“What did the President know and when did he know it?”
It was the famous question asked by Tennessee U.S. Senator Howard Baker during the 1973 Watergate hearings.
The question cut to the core of President Richard Nixon’s litany of crimes. And the fact that it was posed by a Republican gave it added power.
More than a year later, Americans learned its answers:
- Nixon had learned that his own White House “Plumbers” had carried out the Watergate Hotel burglary; and
- Only days afterward, he ordered a cover-up.
With those revelations, his Presidency was finished.
America now stands only days away from swearing in Donald J. Trump as the 45th President of the United States.
And, once again, Howard Baker’s slightly altered question resonates with force: “What did the American people know, and when did they know it?”
And the subject of that question is not Richard Nixon but President-elect Donald Trump.
Since January 10, Americans have been obsessed with the unproven allegation that, during a visit to Russia several years ago, Trump paid prostitutes to urinate on a bed once slept in by the Obamas at the Moscow Ritz-Carlton.
The charge was published by Buzzfeed, and given weight by reports that both Trump and President Barack Obama had been briefed by Intelligence officials about the alleged incident.
Perhaps even worse for Trump, it’s made him the butt of countless “golden shower” jokes. Saturday Night Live featured a skit with Vladimir Putin appearing at a press conference to blackmail Trump (Alec Baldwin) with a video tape labeled: “PEE PEE TAPE.”
Trump has denied the charge as “fake news.”
But long before this disturbing claim, Americans had more than enough knowledge about Donald Trump to judge him unfit for the Oval Office.
- He unknowingly admitted to being a sexual predator of women: “You know I’m automatically attracted to beautiful–I just start kissing them. It’s like a magnet. Just kiss. I don’t even wait. And when you’re a star they let you do it. You can do anything. Grab them by the pussy.

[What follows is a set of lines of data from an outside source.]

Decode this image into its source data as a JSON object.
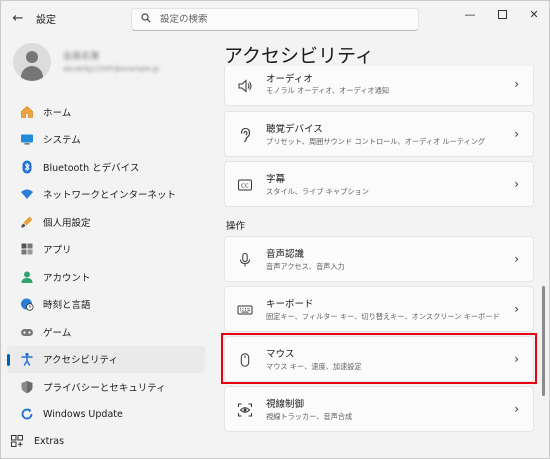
{
  "window": {
    "title": "設定"
  },
  "search": {
    "placeholder": "設定の検索"
  },
  "profile": {
    "name": "会員名簿",
    "email": "abcdefg12345@example.jp"
  },
  "nav": {
    "items": [
      {
        "label": "ホーム",
        "icon": "home-icon"
      },
      {
        "label": "システム",
        "icon": "system-icon"
      },
      {
        "label": "Bluetooth とデバイス",
        "icon": "bluetooth-icon"
      },
      {
        "label": "ネットワークとインターネット",
        "icon": "wifi-icon"
      },
      {
        "label": "個人用設定",
        "icon": "brush-icon"
      },
      {
        "label": "アプリ",
        "icon": "apps-icon"
      },
      {
        "label": "アカウント",
        "icon": "account-icon"
      },
      {
        "label": "時刻と言語",
        "icon": "globe-clock-icon"
      },
      {
        "label": "ゲーム",
        "icon": "gamepad-icon"
      },
      {
        "label": "アクセシビリティ",
        "icon": "accessibility-icon",
        "selected": true
      },
      {
        "label": "プライバシーとセキュリティ",
        "icon": "shield-icon"
      },
      {
        "label": "Windows Update",
        "icon": "update-icon"
      }
    ],
    "extras": "Extras"
  },
  "main": {
    "title": "アクセシビリティ",
    "cards_top": [
      {
        "title": "オーディオ",
        "subtitle": "モノラル オーディオ、オーディオ通知",
        "icon": "speaker-icon"
      },
      {
        "title": "聴覚デバイス",
        "subtitle": "プリセット、周囲サウンド コントロール、オーディオ ルーティング",
        "icon": "ear-icon"
      },
      {
        "title": "字幕",
        "subtitle": "スタイル、ライブ キャプション",
        "icon": "cc-icon"
      }
    ],
    "section_label": "操作",
    "cards_interaction": [
      {
        "title": "音声認識",
        "subtitle": "音声アクセス、音声入力",
        "icon": "microphone-icon"
      },
      {
        "title": "キーボード",
        "subtitle": "固定キー、フィルター キー、切り替えキー、オンスクリーン キーボード",
        "icon": "keyboard-icon"
      },
      {
        "title": "マウス",
        "subtitle": "マウス キー、速度、加速設定",
        "icon": "mouse-icon",
        "highlighted": true
      },
      {
        "title": "視線制御",
        "subtitle": "視線トラッカー、音声合成",
        "icon": "eye-control-icon"
      }
    ]
  },
  "colors": {
    "accent": "#005fb8",
    "highlight": "#e60012"
  }
}
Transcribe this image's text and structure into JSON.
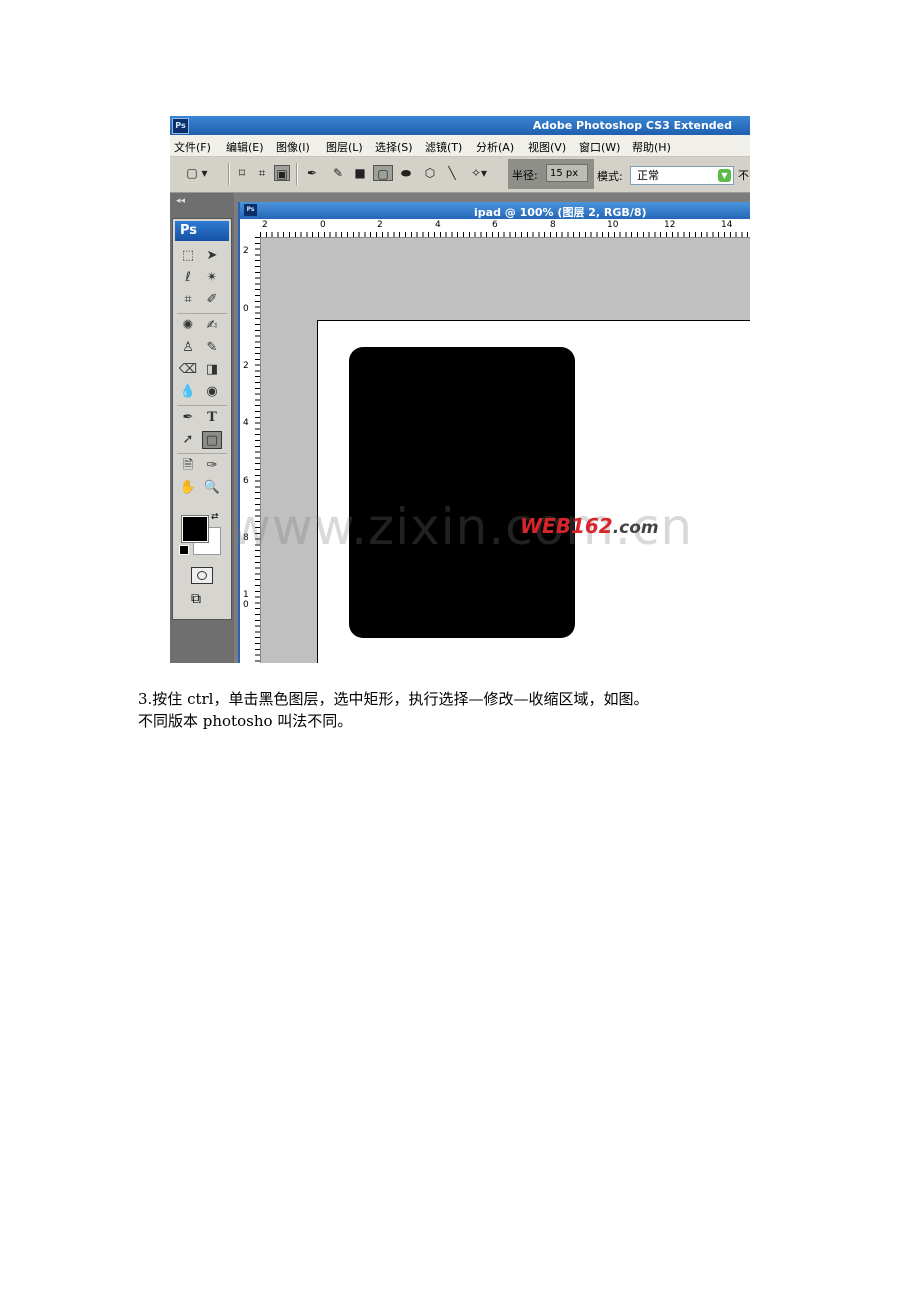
{
  "app": {
    "badge": "Ps",
    "title": "Adobe Photoshop CS3 Extended"
  },
  "menu": [
    "文件(F)",
    "编辑(E)",
    "图像(I)",
    "图层(L)",
    "选择(S)",
    "滤镜(T)",
    "分析(A)",
    "视图(V)",
    "窗口(W)",
    "帮助(H)"
  ],
  "options": {
    "radius_label": "半径:",
    "radius_value": "15 px",
    "mode_label": "模式:",
    "mode_value": "正常",
    "trailing": "不"
  },
  "toolbox": {
    "header": "Ps",
    "collapse": "◂◂",
    "type_tool": "T"
  },
  "document": {
    "badge": "Ps",
    "title": "ipad @ 100% (图层 2, RGB/8)",
    "hruler_labels": [
      "2",
      "0",
      "2",
      "4",
      "6",
      "8",
      "10",
      "12",
      "14"
    ],
    "vruler_labels": [
      "2",
      "0",
      "2",
      "4",
      "6",
      "8",
      "1\n0"
    ]
  },
  "overlay": {
    "watermark": "www.zixin.com.cn",
    "logo_main": "WEB162",
    "logo_suffix": ".com"
  },
  "caption": {
    "line1": "3.按住 ctrl，单击黑色图层，选中矩形，执行选择—修改—收缩区域，如图。",
    "line2": "不同版本 photosho 叫法不同。"
  },
  "colors": {
    "foreground": "#000000",
    "background": "#ffffff",
    "titlebar": "#2466b6"
  }
}
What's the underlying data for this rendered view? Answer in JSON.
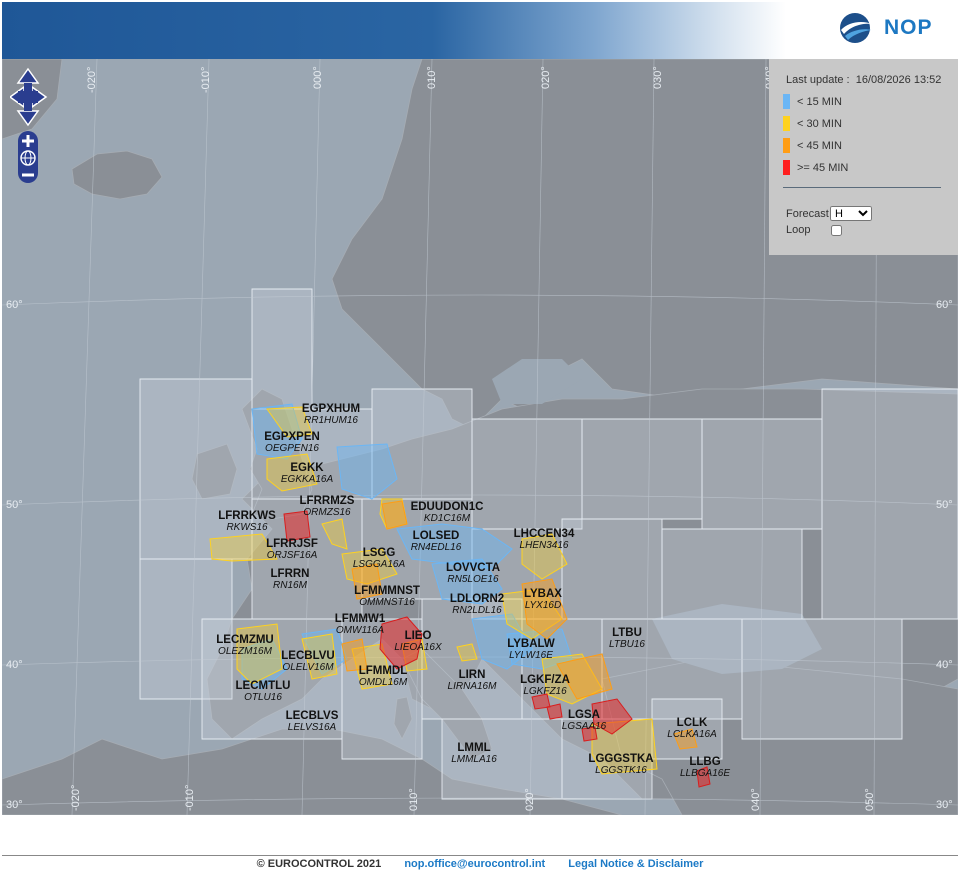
{
  "header": {
    "logo_text": "NOP"
  },
  "panel": {
    "last_update_label": "Last update :",
    "last_update_value": "16/08/2026 13:52",
    "legend": [
      {
        "label": "< 15 MIN",
        "color": "#6bb6f5"
      },
      {
        "label": "< 30 MIN",
        "color": "#ffd21f"
      },
      {
        "label": "< 45 MIN",
        "color": "#ff9d14"
      },
      {
        "label": ">= 45 MIN",
        "color": "#ff1f1f"
      }
    ],
    "forecast_label": "Forecast",
    "forecast_value": "H",
    "loop_label": "Loop"
  },
  "lat_labels": [
    "60°",
    "50°",
    "40°",
    "30°"
  ],
  "lon_labels": [
    "-020°",
    "-010°",
    "000°",
    "010°",
    "020°",
    "030°",
    "040°",
    "050°"
  ],
  "sectors": [
    {
      "name": "EGPXHUM",
      "code": "RR1HUM16"
    },
    {
      "name": "EGPXPEN",
      "code": "OEGPEN16"
    },
    {
      "name": "EGKK",
      "code": "EGKKA16A"
    },
    {
      "name": "LFRRMZS",
      "code": "ORMZS16"
    },
    {
      "name": "LFRRKWS",
      "code": "RKWS16"
    },
    {
      "name": "LFRRJSF",
      "code": "ORJSF16A"
    },
    {
      "name": "LFRRN",
      "code": "RN16M"
    },
    {
      "name": "EDUUDON1C",
      "code": "KD1C16M"
    },
    {
      "name": "LOLSED",
      "code": "RN4EDL16"
    },
    {
      "name": "LSGG",
      "code": "LSGGA16A"
    },
    {
      "name": "LHCCEN34",
      "code": "LHEN3416"
    },
    {
      "name": "LOVVCTA",
      "code": "RN5LOE16"
    },
    {
      "name": "LFMMMNST",
      "code": "OMMNST16"
    },
    {
      "name": "LDLORN2",
      "code": "RN2LDL16"
    },
    {
      "name": "LYBAX",
      "code": "LYX16D"
    },
    {
      "name": "LFMMW1",
      "code": "OMW116A"
    },
    {
      "name": "LIEO",
      "code": "LIEOA16X"
    },
    {
      "name": "LECMZMU",
      "code": "OLEZM16M"
    },
    {
      "name": "LECBLVU",
      "code": "OLELV16M"
    },
    {
      "name": "LYBALW",
      "code": "LYLW16E"
    },
    {
      "name": "LTBU",
      "code": "LTBU16"
    },
    {
      "name": "LFMMDL",
      "code": "OMDL16M"
    },
    {
      "name": "LIRN",
      "code": "LIRNA16M"
    },
    {
      "name": "LECMTLU",
      "code": "OTLU16"
    },
    {
      "name": "LGKF/ZA",
      "code": "LGKFZ16"
    },
    {
      "name": "LGSA",
      "code": "LGSAA16"
    },
    {
      "name": "LECBLVS",
      "code": "LELVS16A"
    },
    {
      "name": "LCLK",
      "code": "LCLKA16A"
    },
    {
      "name": "LMML",
      "code": "LMMLA16"
    },
    {
      "name": "LGGGSTKA",
      "code": "LGGSTK16"
    },
    {
      "name": "LLBG",
      "code": "LLBGA16E"
    }
  ],
  "footer": {
    "copyright": "© EUROCONTROL 2021",
    "email": "nop.office@eurocontrol.int",
    "legal": "Legal Notice & Disclaimer"
  }
}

You can do anything.”
- He refused to release his tax returns–unlike every other Presidential candidate since Ronald Reagan in 1980.
- He said he was prepared to withdraw from NATO, the American-European alliance that held the Soviet Union at bay for a half-century.
- He often and publicly praised Russian President Vladimir Putin, the absolute dictator of a foreign power hostile to the United States.
- He publicly invited “Russia”–i.e., Putin–to interfere directly in an American Presidential election: “I will tell you this, Russia: If you’re listening, I hope you’re able to find the 30,000 [Hillary Clinton] emails that are missing. I think you will probably be rewarded mightily by our press.”
- He surrounded himself with men who have close ties to Putin. One of these is Paul Manafort, his former campaign manager. His longstanding ties to pro-Russian politicians in Ukraine lead directly to Putin.
- Another–his pick for Secretary of State, Rex Tillerson–is the CEO of ExxonMobil, which has worked on major oil projects with Russia. In 2013, Putin awarded Tillerson the Order of Friendship, one of the highest honors the nation bestows on foreign citizens.
- Yet another Trump advisor, Roger Ailes, is a known sexual predator. Hired to prepare Trump for the fall debates with Clinton, he was fired in July as CEO of Fox News on multiple charges of sexual harassment.
- During the 2016 campaign, Trump received the enthusiastic support of the Ku Klux Klan and the American Nazi Party.
Ku Klux Klan enblem
- Florida Attorney General Pam Bondi personally solicited a political contribution from Donald Trump around the same time her office deliberated joining an investigation of alleged fraud at Trump University and its affiliates.
- After Bondi dropped the Trump University case against Trump, he wrote her a check $25,000 for her re-election campaign. The money came from the Donald J. Trump Foundation.
- On November 18, Trump–rather than face trial–settled the case out of court for $25 million. “Today’s $25 million settlement agreement is a stunning reversal by Donald Trump,” said New York Attorney General Eric Schneiderman, “and a major victory for the over 6,000 victims of his fraudulent university.
- Throughout the 2016 Presidential campaign, Trump repeatedly used threats of violence to intimidate his Republican and Democratic opponents. On March 16, he warned Republicans that if he didn’t win the GOP nomination in July, his supporters would literally riot: “I think you’d have riots. I think you would see problems like you’ve never seen before. I think bad things would happen. I really do. I wouldn’t lead it, but I think bad things would happen.
- On August 9, Trump issued a veiled solicitation for the assassination of Democratic Presidential candidate Hillary Clinton: “Hillary wants to abolish, essentially abolish, the Second Amendment. If she gets to pick her [Supreme Court] judges, nothing you can do folks. Although the Second Amendment people, maybe there is, I don’t know.”
- After slandering President Barack Obama for five years as “the President from Kenya,” he blatantly lied: “Hillary Clinton and her campaign of 2008 started the birther controversy. I finished it.”